It would be bizarre for an academic department to wait most of a decade, promoting the faculty member repeatedly (Albrechtsen received tenure in 1989, was promoted to associate professor in 1991 and to full professor in 1995), and allowing him to teach the summer workshops of his choice, only to "retaliate" by withholding a raise and canceling two workshops in 1998. If the Department had it in for him all the while, why the promotions and the substantial raises that went with them? We do not know of any case in which a court has found (or permitted a jury to find) that action so long deferred after the provocation, despite the possibility of immediate retaliation (an important qualification, see McGuire v. Springfield, 280 F.3d 794, 796 (7th Cir. 2002)), could be deemed a consequence of that provocation. To the contrary, we regularly sustain summary judgments based on the view that a year's gap between the act and the supposed consequence shows that a causal relation is too unlikely to support a decision by the preponderance of the evidence. See, e.g., Lalvani v. Cook County, 269 F.3d 785, 790-91 (7th Cir. 2001); Horwitz v. Board of Education, 260 F.3d 602, 612-16 (7th Cir. 2001). Here the gap was at least seven years.

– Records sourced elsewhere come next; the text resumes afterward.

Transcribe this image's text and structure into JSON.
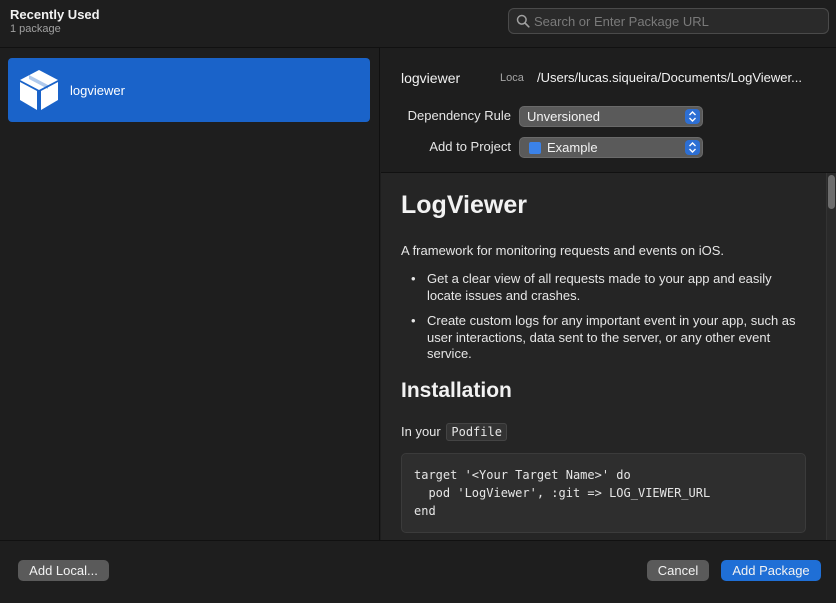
{
  "header": {
    "title": "Recently Used",
    "subtitle": "1 package",
    "search_placeholder": "Search or Enter Package URL"
  },
  "sidebar": {
    "items": [
      {
        "label": "logviewer",
        "selected": true,
        "icon": "package-box-icon"
      }
    ]
  },
  "detail": {
    "name": "logviewer",
    "location_label": "Loca",
    "path": "/Users/lucas.siqueira/Documents/LogViewer...",
    "dependency_rule_label": "Dependency Rule",
    "dependency_rule_value": "Unversioned",
    "add_to_project_label": "Add to Project",
    "add_to_project_value": "Example"
  },
  "readme": {
    "title": "LogViewer",
    "description": "A framework for monitoring requests and events on iOS.",
    "bullets": [
      "Get a clear view of all requests made to your app and easily locate issues and crashes.",
      "Create custom logs for any important event in your app, such as user interactions, data sent to the server, or any other event service."
    ],
    "installation_heading": "Installation",
    "in_your_text": "In your",
    "podfile_code": "Podfile",
    "code_block": "target '<Your Target Name>' do\n  pod 'LogViewer', :git => LOG_VIEWER_URL\nend"
  },
  "footer": {
    "add_local_label": "Add Local...",
    "cancel_label": "Cancel",
    "add_package_label": "Add Package"
  },
  "colors": {
    "accent": "#1a63c9",
    "background": "#1e1e1e"
  }
}
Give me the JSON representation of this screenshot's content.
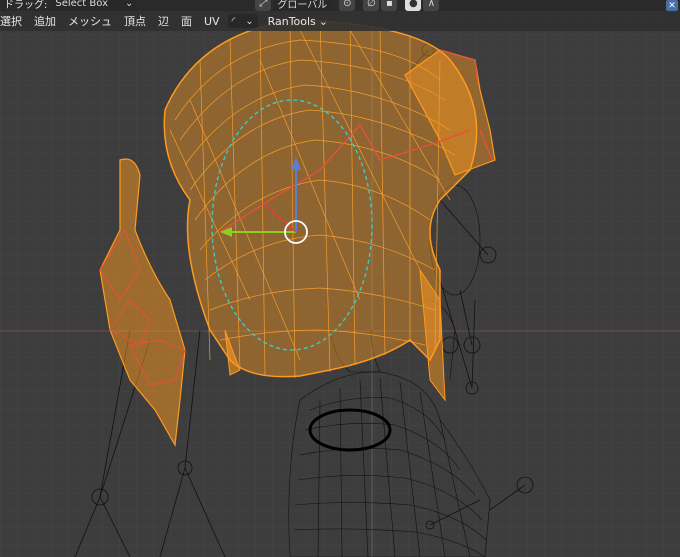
{
  "topbar": {
    "drag_label": "ドラッグ:",
    "select_mode": "Select Box",
    "orientation": "グローバル",
    "close_icon": "close-icon"
  },
  "menubar": {
    "items": [
      "選択",
      "追加",
      "メッシュ",
      "頂点",
      "辺",
      "面",
      "UV"
    ],
    "addon_menu": "RanTools"
  },
  "colors": {
    "viewport_bg": "#3d3d3d",
    "selected_wire": "#ff9a1f",
    "selected_edge": "#e8503a",
    "unselected_wire": "#111111",
    "axis_x": "#e04040",
    "axis_y": "#8ccf22",
    "axis_z": "#5b7fd6",
    "uv_circle": "#3fc9c9"
  }
}
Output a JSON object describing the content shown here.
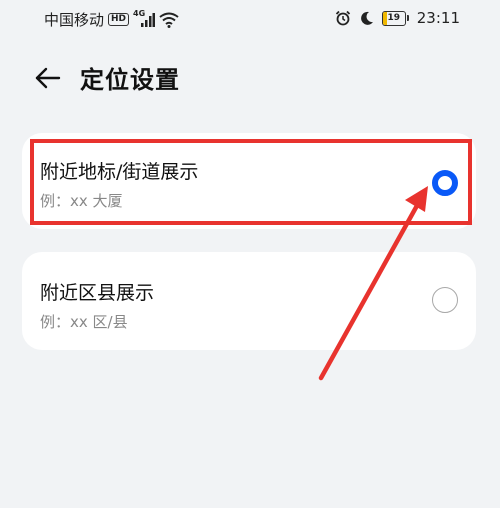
{
  "status_bar": {
    "carrier": "中国移动",
    "hd_badge": "HD",
    "network_type": "4G",
    "battery_level": "19",
    "battery_fraction": 0.19,
    "time": "23:11",
    "icons": [
      "hd-icon",
      "cellular-signal-icon",
      "wifi-icon",
      "alarm-icon",
      "do-not-disturb-moon-icon",
      "battery-icon"
    ]
  },
  "header": {
    "back_icon": "arrow-left-icon",
    "title": "定位设置"
  },
  "options": [
    {
      "title": "附近地标/街道展示",
      "subtitle": "例：xx 大厦",
      "selected": true
    },
    {
      "title": "附近区县展示",
      "subtitle": "例：xx 区/县",
      "selected": false
    }
  ],
  "colors": {
    "background": "#f1f3f5",
    "card": "#ffffff",
    "accent": "#0a59f7",
    "annotation": "#e8332e"
  }
}
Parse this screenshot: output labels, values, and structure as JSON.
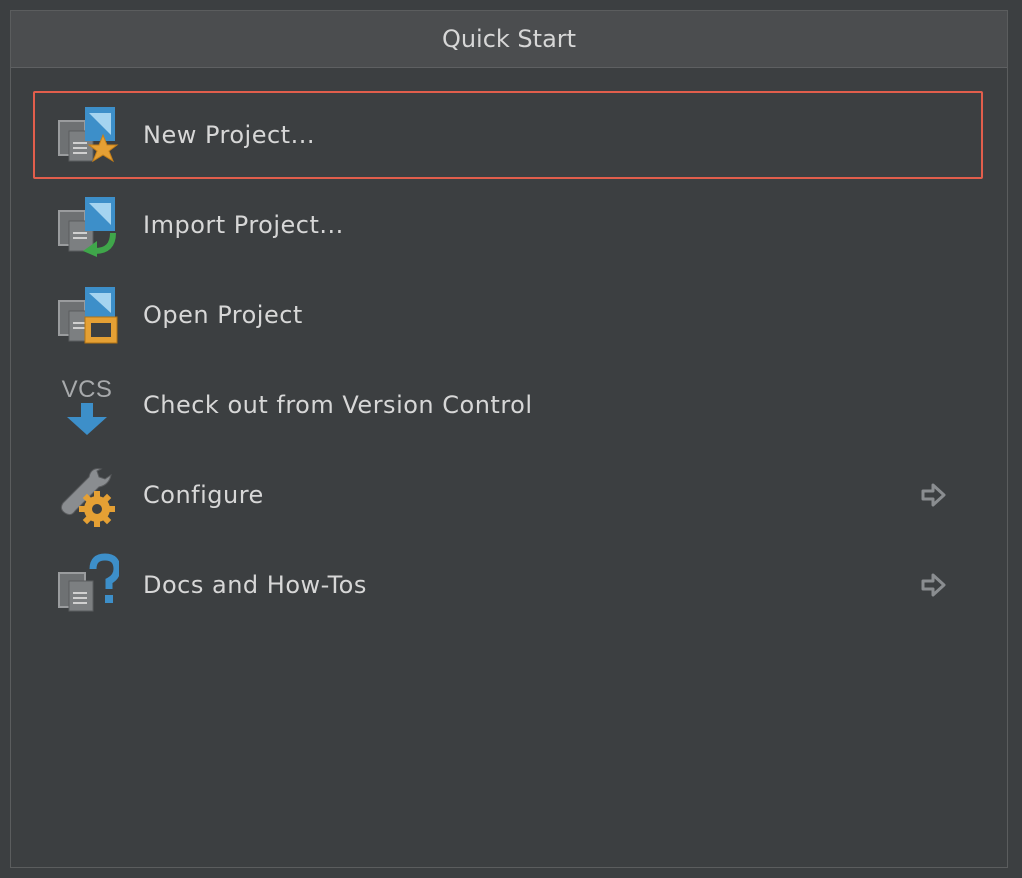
{
  "window": {
    "title": "Quick Start"
  },
  "items": [
    {
      "label": "New Project...",
      "icon": "new-project-icon",
      "selected": true,
      "has_submenu": false
    },
    {
      "label": "Import Project...",
      "icon": "import-project-icon",
      "selected": false,
      "has_submenu": false
    },
    {
      "label": "Open Project",
      "icon": "open-project-icon",
      "selected": false,
      "has_submenu": false
    },
    {
      "label": "Check out from Version Control",
      "icon": "vcs-checkout-icon",
      "selected": false,
      "has_submenu": false
    },
    {
      "label": "Configure",
      "icon": "configure-icon",
      "selected": false,
      "has_submenu": true
    },
    {
      "label": "Docs and How-Tos",
      "icon": "docs-icon",
      "selected": false,
      "has_submenu": true
    }
  ],
  "colors": {
    "background": "#3c3f41",
    "header_background": "#4b4d4f",
    "text": "#d7d7d7",
    "selection_border": "#e25e4c",
    "accent_blue": "#3d8fc9",
    "accent_orange": "#e5a034",
    "accent_green": "#3fa64a"
  }
}
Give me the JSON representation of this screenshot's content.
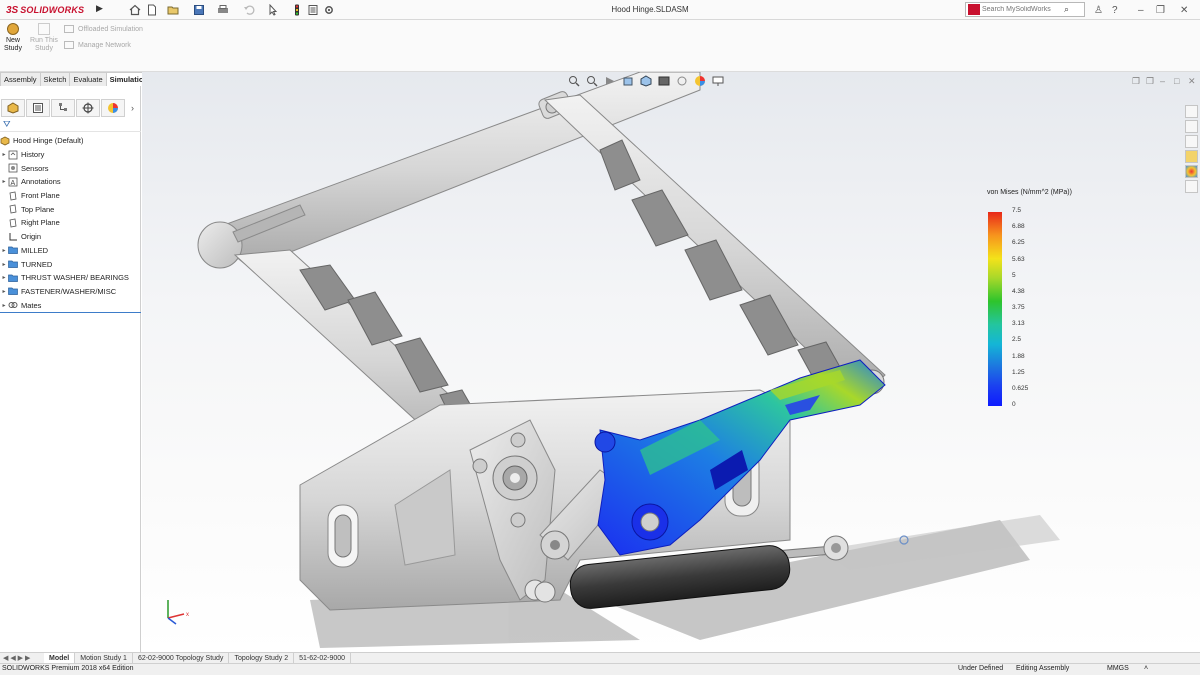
{
  "app": {
    "brand_ds": "3S",
    "brand_name": "SOLIDWORKS",
    "document_title": "Hood Hinge.SLDASM"
  },
  "search": {
    "placeholder": "Search MySolidWorks"
  },
  "command_manager": {
    "new_study": "New Study",
    "run_study": "Run This Study",
    "offloaded_simulation": "Offloaded Simulation",
    "manage_network": "Manage Network"
  },
  "tabs": [
    "Assembly",
    "Sketch",
    "Evaluate",
    "Simulation"
  ],
  "active_tab": "Simulation",
  "tree": {
    "root": "Hood Hinge  (Default)",
    "items": [
      {
        "label": "History",
        "expandable": true,
        "icon": "history-icon"
      },
      {
        "label": "Sensors",
        "expandable": false,
        "icon": "sensor-icon"
      },
      {
        "label": "Annotations",
        "expandable": true,
        "icon": "annotation-icon"
      },
      {
        "label": "Front Plane",
        "expandable": false,
        "icon": "plane-icon"
      },
      {
        "label": "Top Plane",
        "expandable": false,
        "icon": "plane-icon"
      },
      {
        "label": "Right Plane",
        "expandable": false,
        "icon": "plane-icon"
      },
      {
        "label": "Origin",
        "expandable": false,
        "icon": "origin-icon"
      },
      {
        "label": "MILLED",
        "expandable": true,
        "icon": "folder-icon"
      },
      {
        "label": "TURNED",
        "expandable": true,
        "icon": "folder-icon"
      },
      {
        "label": "THRUST WASHER/ BEARINGS",
        "expandable": true,
        "icon": "folder-icon"
      },
      {
        "label": "FASTENER/WASHER/MISC",
        "expandable": true,
        "icon": "folder-icon"
      },
      {
        "label": "Mates",
        "expandable": true,
        "icon": "mates-icon"
      }
    ]
  },
  "legend": {
    "title": "von Mises (N/mm^2 (MPa))",
    "values": [
      "7.5",
      "6.88",
      "6.25",
      "5.63",
      "5",
      "4.38",
      "3.75",
      "3.13",
      "2.5",
      "1.88",
      "1.25",
      "0.625",
      "0"
    ]
  },
  "bottom_tabs": [
    "Model",
    "Motion Study 1",
    "62-02-9000 Topology Study",
    "Topology Study 2",
    "51-62-02-9000"
  ],
  "status": {
    "edition": "SOLIDWORKS Premium 2018 x64 Edition",
    "constraint": "Under Defined",
    "mode": "Editing Assembly",
    "units": "MMGS"
  },
  "colors": {
    "brand": "#c8102e",
    "selection": "#3d7cc9",
    "folder": "#4a90d9"
  }
}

A contention that the events of 1987 to 1991 caused the decisions of 1998 is too farfetched to be the basis of a money judgment.
DIANE P. WOOD, Circuit Judge, concurring in part and ...